App and web page records:
---+---
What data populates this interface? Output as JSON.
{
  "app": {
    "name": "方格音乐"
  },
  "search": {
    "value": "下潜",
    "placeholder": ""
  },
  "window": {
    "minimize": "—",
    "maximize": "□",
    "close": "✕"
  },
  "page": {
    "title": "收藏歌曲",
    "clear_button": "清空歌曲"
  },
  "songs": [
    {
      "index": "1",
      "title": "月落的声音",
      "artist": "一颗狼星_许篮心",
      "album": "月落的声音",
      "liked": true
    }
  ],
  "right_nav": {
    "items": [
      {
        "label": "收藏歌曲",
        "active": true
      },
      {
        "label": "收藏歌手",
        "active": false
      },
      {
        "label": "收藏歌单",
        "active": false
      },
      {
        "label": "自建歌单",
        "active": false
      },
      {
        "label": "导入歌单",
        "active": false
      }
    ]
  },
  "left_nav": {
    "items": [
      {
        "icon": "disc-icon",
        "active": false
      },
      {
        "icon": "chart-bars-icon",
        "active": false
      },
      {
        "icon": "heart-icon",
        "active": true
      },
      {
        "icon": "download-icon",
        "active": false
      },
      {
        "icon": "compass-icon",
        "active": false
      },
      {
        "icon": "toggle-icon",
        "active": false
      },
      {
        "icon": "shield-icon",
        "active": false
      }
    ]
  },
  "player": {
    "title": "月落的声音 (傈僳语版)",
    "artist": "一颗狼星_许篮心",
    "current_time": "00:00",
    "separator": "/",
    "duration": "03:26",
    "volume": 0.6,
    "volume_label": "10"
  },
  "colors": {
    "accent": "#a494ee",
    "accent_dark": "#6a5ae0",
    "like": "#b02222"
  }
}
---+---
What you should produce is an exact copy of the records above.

What data populates this interface? Output as JSON.
{
  "app": {
    "name": "方格音乐"
  },
  "search": {
    "value": "下潜",
    "placeholder": ""
  },
  "window": {
    "minimize": "—",
    "maximize": "□",
    "close": "✕"
  },
  "page": {
    "title": "收藏歌曲",
    "clear_button": "清空歌曲"
  },
  "songs": [
    {
      "index": "1",
      "title": "月落的声音",
      "artist": "一颗狼星_许篮心",
      "album": "月落的声音",
      "liked": true
    }
  ],
  "right_nav": {
    "items": [
      {
        "label": "收藏歌曲",
        "active": true
      },
      {
        "label": "收藏歌手",
        "active": false
      },
      {
        "label": "收藏歌单",
        "active": false
      },
      {
        "label": "自建歌单",
        "active": false
      },
      {
        "label": "导入歌单",
        "active": false
      }
    ]
  },
  "left_nav": {
    "items": [
      {
        "icon": "disc-icon",
        "active": false
      },
      {
        "icon": "chart-bars-icon",
        "active": false
      },
      {
        "icon": "heart-icon",
        "active": true
      },
      {
        "icon": "download-icon",
        "active": false
      },
      {
        "icon": "compass-icon",
        "active": false
      },
      {
        "icon": "toggle-icon",
        "active": false
      },
      {
        "icon": "shield-icon",
        "active": false
      }
    ]
  },
  "player": {
    "title": "月落的声音 (傈僳语版)",
    "artist": "一颗狼星_许篮心",
    "current_time": "00:00",
    "separator": "/",
    "duration": "03:26",
    "volume": 0.6,
    "volume_label": "10"
  },
  "colors": {
    "accent": "#a494ee",
    "accent_dark": "#6a5ae0",
    "like": "#b02222"
  }
}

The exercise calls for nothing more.